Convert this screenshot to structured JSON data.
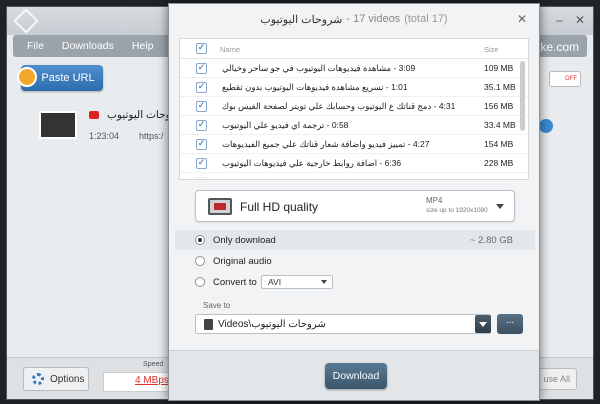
{
  "app": {
    "menu": [
      "File",
      "Downloads",
      "Help"
    ],
    "brand_fragment": "ake.com",
    "paste_url_label": "Paste URL",
    "smart_mode_toggle": "OFF",
    "download_item": {
      "title": "شروحات اليوتيوب",
      "duration": "1:23:04",
      "url_fragment": "https:/"
    },
    "options_label": "Options",
    "speed_label": "Speed",
    "speed_value": "4 MBps",
    "pause_all_label": "use All"
  },
  "dialog": {
    "title": "شروحات اليوتيوب",
    "count": "- 17 videos",
    "total": "(total 17)",
    "close": "✕",
    "list_header": {
      "name": "Name",
      "size": "Size"
    },
    "videos": [
      {
        "name": "3:09 - مشاهدة فيديوهات اليوتيوب في جو ساحر وخيالي",
        "size": "109 MB"
      },
      {
        "name": "1:01 - تسريع مشاهدة فيديوهات اليوتيوب بدون تقطيع",
        "size": "35.1 MB"
      },
      {
        "name": "4:31 - دمج قناتك ع اليوتيوب وحسابك علي تويتر لصفحة الفيس بوك",
        "size": "156 MB"
      },
      {
        "name": "0:58 - ترجمة اي فيديو علي اليوتيوب",
        "size": "33.4 MB"
      },
      {
        "name": "4:27 - تمييز فيديو واضافة شعار قناتك علي جميع الفيديوهات",
        "size": "154 MB"
      },
      {
        "name": "6:36 - اضافة روابط خارجية علي فيديوهات اليوتيوب",
        "size": "228 MB"
      },
      {
        "name": "",
        "size": ""
      }
    ],
    "quality": {
      "name": "Full HD quality",
      "format": "MP4",
      "detail": "size up to 1920x1080"
    },
    "options": {
      "only_download": "Only download",
      "only_download_size": "~ 2.80 GB",
      "original_audio": "Original audio",
      "convert_to": "Convert to",
      "convert_format": "AVI"
    },
    "save_to_label": "Save to",
    "save_path": "Videos\\شروحات اليوتيوب",
    "browse_label": "...",
    "download_label": "Download"
  }
}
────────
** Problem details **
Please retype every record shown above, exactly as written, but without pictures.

** Written solution **
Convert this screenshot to structured JSON data.
{
  "app": {
    "menu": [
      "File",
      "Downloads",
      "Help"
    ],
    "brand_fragment": "ake.com",
    "paste_url_label": "Paste URL",
    "smart_mode_toggle": "OFF",
    "download_item": {
      "title": "شروحات اليوتيوب",
      "duration": "1:23:04",
      "url_fragment": "https:/"
    },
    "options_label": "Options",
    "speed_label": "Speed",
    "speed_value": "4 MBps",
    "pause_all_label": "use All"
  },
  "dialog": {
    "title": "شروحات اليوتيوب",
    "count": "- 17 videos",
    "total": "(total 17)",
    "close": "✕",
    "list_header": {
      "name": "Name",
      "size": "Size"
    },
    "videos": [
      {
        "name": "3:09 - مشاهدة فيديوهات اليوتيوب في جو ساحر وخيالي",
        "size": "109 MB"
      },
      {
        "name": "1:01 - تسريع مشاهدة فيديوهات اليوتيوب بدون تقطيع",
        "size": "35.1 MB"
      },
      {
        "name": "4:31 - دمج قناتك ع اليوتيوب وحسابك علي تويتر لصفحة الفيس بوك",
        "size": "156 MB"
      },
      {
        "name": "0:58 - ترجمة اي فيديو علي اليوتيوب",
        "size": "33.4 MB"
      },
      {
        "name": "4:27 - تمييز فيديو واضافة شعار قناتك علي جميع الفيديوهات",
        "size": "154 MB"
      },
      {
        "name": "6:36 - اضافة روابط خارجية علي فيديوهات اليوتيوب",
        "size": "228 MB"
      },
      {
        "name": "",
        "size": ""
      }
    ],
    "quality": {
      "name": "Full HD quality",
      "format": "MP4",
      "detail": "size up to 1920x1080"
    },
    "options": {
      "only_download": "Only download",
      "only_download_size": "~ 2.80 GB",
      "original_audio": "Original audio",
      "convert_to": "Convert to",
      "convert_format": "AVI"
    },
    "save_to_label": "Save to",
    "save_path": "Videos\\شروحات اليوتيوب",
    "browse_label": "...",
    "download_label": "Download"
  }
}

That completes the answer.